**What the task requires:**
Among the lines of the records, find all that carry the word "CERTIFICATES" and copy them.

** Opening Information shown block **

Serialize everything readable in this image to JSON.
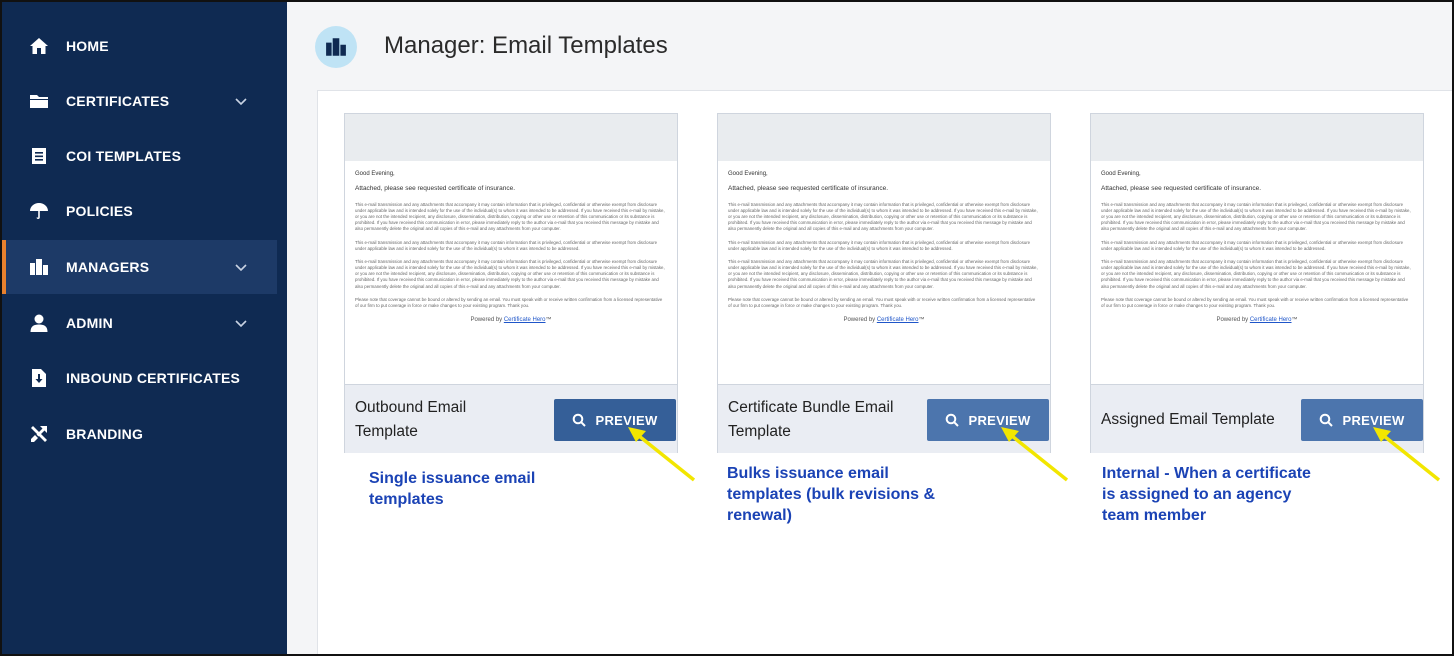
{
  "sidebar": {
    "items": [
      {
        "label": "HOME",
        "icon": "home-icon",
        "chevron": false,
        "active": false
      },
      {
        "label": "CERTIFICATES",
        "icon": "folder-icon",
        "chevron": true,
        "active": false
      },
      {
        "label": "COI TEMPLATES",
        "icon": "document-icon",
        "chevron": false,
        "active": false
      },
      {
        "label": "POLICIES",
        "icon": "umbrella-icon",
        "chevron": false,
        "active": false
      },
      {
        "label": "MANAGERS",
        "icon": "buildings-icon",
        "chevron": true,
        "active": true
      },
      {
        "label": "ADMIN",
        "icon": "user-icon",
        "chevron": true,
        "active": false
      },
      {
        "label": "INBOUND CERTIFICATES",
        "icon": "download-file-icon",
        "chevron": false,
        "active": false
      },
      {
        "label": "BRANDING",
        "icon": "tools-icon",
        "chevron": false,
        "active": false
      }
    ]
  },
  "header": {
    "title": "Manager: Email Templates",
    "icon": "buildings-icon"
  },
  "email_preview": {
    "greeting": "Good Evening,",
    "attached": "Attached, please see requested certificate of insurance.",
    "para1": "This e-mail transmission and any attachments that accompany it may contain information that is privileged, confidential or otherwise exempt from disclosure under applicable law and is intended solely for the use of the individual(s) to whom it was intended to be addressed. If you have received this e-mail by mistake, or you are not the intended recipient, any disclosure, dissemination, distribution, copying or other use or retention of this communication or its substance is prohibited. If you have received this communication in error, please immediately reply to the author via e-mail that you received this message by mistake and also permanently delete the original and all copies of this e-mail and any attachments from your computer.",
    "para2": "This e-mail transmission and any attachments that accompany it may contain information that is privileged, confidential or otherwise exempt from disclosure under applicable law and is intended solely for the use of the individual(s) to whom it was intended to be addressed.",
    "para3": "This e-mail transmission and any attachments that accompany it may contain information that is privileged, confidential or otherwise exempt from disclosure under applicable law and is intended solely for the use of the individual(s) to whom it was intended to be addressed. If you have received this e-mail by mistake, or you are not the intended recipient, any disclosure, dissemination, distribution, copying or other use or retention of this communication or its substance is prohibited. If you have received this communication in error, please immediately reply to the author via e-mail that you received this message by mistake and also permanently delete the original and all copies of this e-mail and any attachments from your computer.",
    "para4": "Please note that coverage cannot be bound or altered by sending an email. You must speak with or receive written confirmation from a licensed representative of our firm to put coverage in force or make changes to your existing program. Thank you.",
    "powered_prefix": "Powered by",
    "powered_link": "Certificate Hero",
    "powered_suffix": "™"
  },
  "cards": [
    {
      "name_line1": "Outbound Email",
      "name_line2": "Template",
      "button": "PREVIEW",
      "annotation_lines": [
        "Single issuance email",
        "templates"
      ]
    },
    {
      "name_line1": "Certificate Bundle Email",
      "name_line2": "Template",
      "button": "PREVIEW",
      "annotation_lines": [
        "Bulks issuance email",
        "templates (bulk revisions &",
        "renewal)"
      ]
    },
    {
      "name_line1": "Assigned Email Template",
      "name_line2": "",
      "button": "PREVIEW",
      "annotation_lines": [
        "Internal - When a certificate",
        "is assigned to an agency",
        "team member"
      ]
    }
  ],
  "colors": {
    "sidebar": "#0f2a52",
    "active_accent": "#e8812e",
    "button": "#355f98",
    "annotation": "#1b43b5",
    "arrow": "#f2e600"
  }
}
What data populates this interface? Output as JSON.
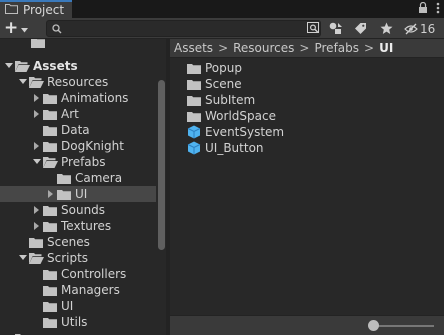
{
  "window": {
    "tab_title": "Project"
  },
  "toolbar": {
    "create_label": "+",
    "search": {
      "value": "",
      "placeholder": ""
    },
    "hidden_count": "16"
  },
  "tree": {
    "root": "Assets",
    "items": [
      {
        "label": "Resources"
      },
      {
        "label": "Animations"
      },
      {
        "label": "Art"
      },
      {
        "label": "Data"
      },
      {
        "label": "DogKnight"
      },
      {
        "label": "Prefabs"
      },
      {
        "label": "Camera"
      },
      {
        "label": "UI"
      },
      {
        "label": "Sounds"
      },
      {
        "label": "Textures"
      },
      {
        "label": "Scenes"
      },
      {
        "label": "Scripts"
      },
      {
        "label": "Controllers"
      },
      {
        "label": "Managers"
      },
      {
        "label": "UI"
      },
      {
        "label": "Utils"
      }
    ]
  },
  "breadcrumb": [
    "Assets",
    "Resources",
    "Prefabs",
    "UI"
  ],
  "assets": [
    {
      "label": "Popup",
      "icon": "folder-icon"
    },
    {
      "label": "Scene",
      "icon": "folder-icon"
    },
    {
      "label": "SubItem",
      "icon": "folder-icon"
    },
    {
      "label": "WorldSpace",
      "icon": "folder-icon"
    },
    {
      "label": "EventSystem",
      "icon": "prefab-icon"
    },
    {
      "label": "UI_Button",
      "icon": "prefab-icon"
    }
  ],
  "colors": {
    "accent": "#3a79bb",
    "prefab": "#4fb3f0",
    "folder": "#c2c2c2",
    "selected_row": "#474747"
  }
}
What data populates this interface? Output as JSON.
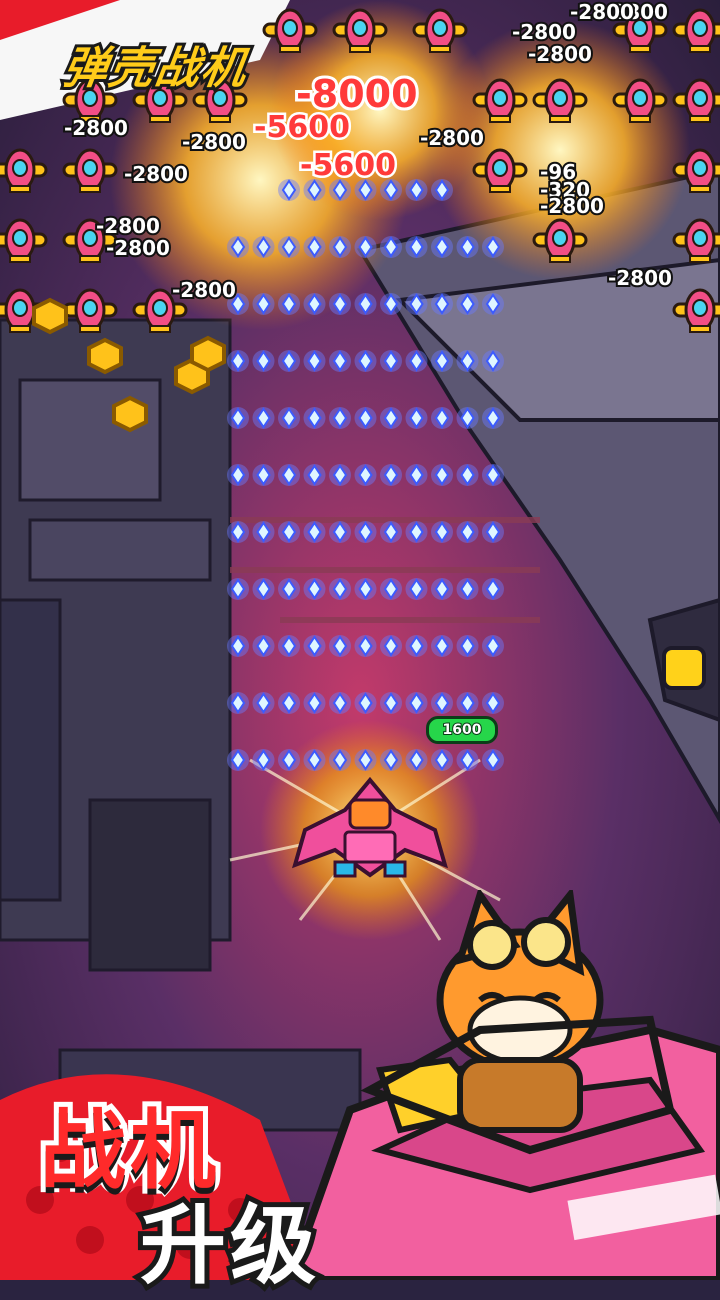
{
  "game": {
    "logo_text": "弹壳战机",
    "promo_line1": "战机",
    "promo_line2": "升级",
    "player_hp": "1600"
  },
  "damage_numbers": [
    {
      "text": "-8000",
      "style": "big"
    },
    {
      "text": "-5600",
      "style": "mid"
    },
    {
      "text": "-5600",
      "style": "mid"
    },
    {
      "text": "-2800",
      "style": "sm"
    },
    {
      "text": "-2800",
      "style": "sm"
    },
    {
      "text": "-2800",
      "style": "sm"
    },
    {
      "text": "-2800",
      "style": "sm"
    },
    {
      "text": "-2800",
      "style": "sm"
    },
    {
      "text": "-2800",
      "style": "sm"
    },
    {
      "text": "-2800",
      "style": "sm"
    },
    {
      "text": "-2800",
      "style": "sm"
    },
    {
      "text": "-2800",
      "style": "sm"
    },
    {
      "text": "-2800",
      "style": "sm"
    },
    {
      "text": "-2800",
      "style": "sm"
    },
    {
      "text": "-2800",
      "style": "sm"
    },
    {
      "text": "-96",
      "style": "sm"
    },
    {
      "text": "-320",
      "style": "sm"
    },
    {
      "text": "-2800",
      "style": "sm"
    }
  ],
  "colors": {
    "background": "#2a2340",
    "promo_red": "#ff2a2a",
    "logo_yellow": "#ffcc1a",
    "hp_green": "#26d64a",
    "player_ship_pink": "#f04f9c"
  },
  "icons": [
    "enemy-plane-icon",
    "coin-icon",
    "bullet-icon",
    "player-ship-icon",
    "fox-pilot-icon"
  ]
}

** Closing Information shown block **

**Exercise solution:**
        "label": "CERTIFICATES",
        "label": "INBOUND CERTIFICATES",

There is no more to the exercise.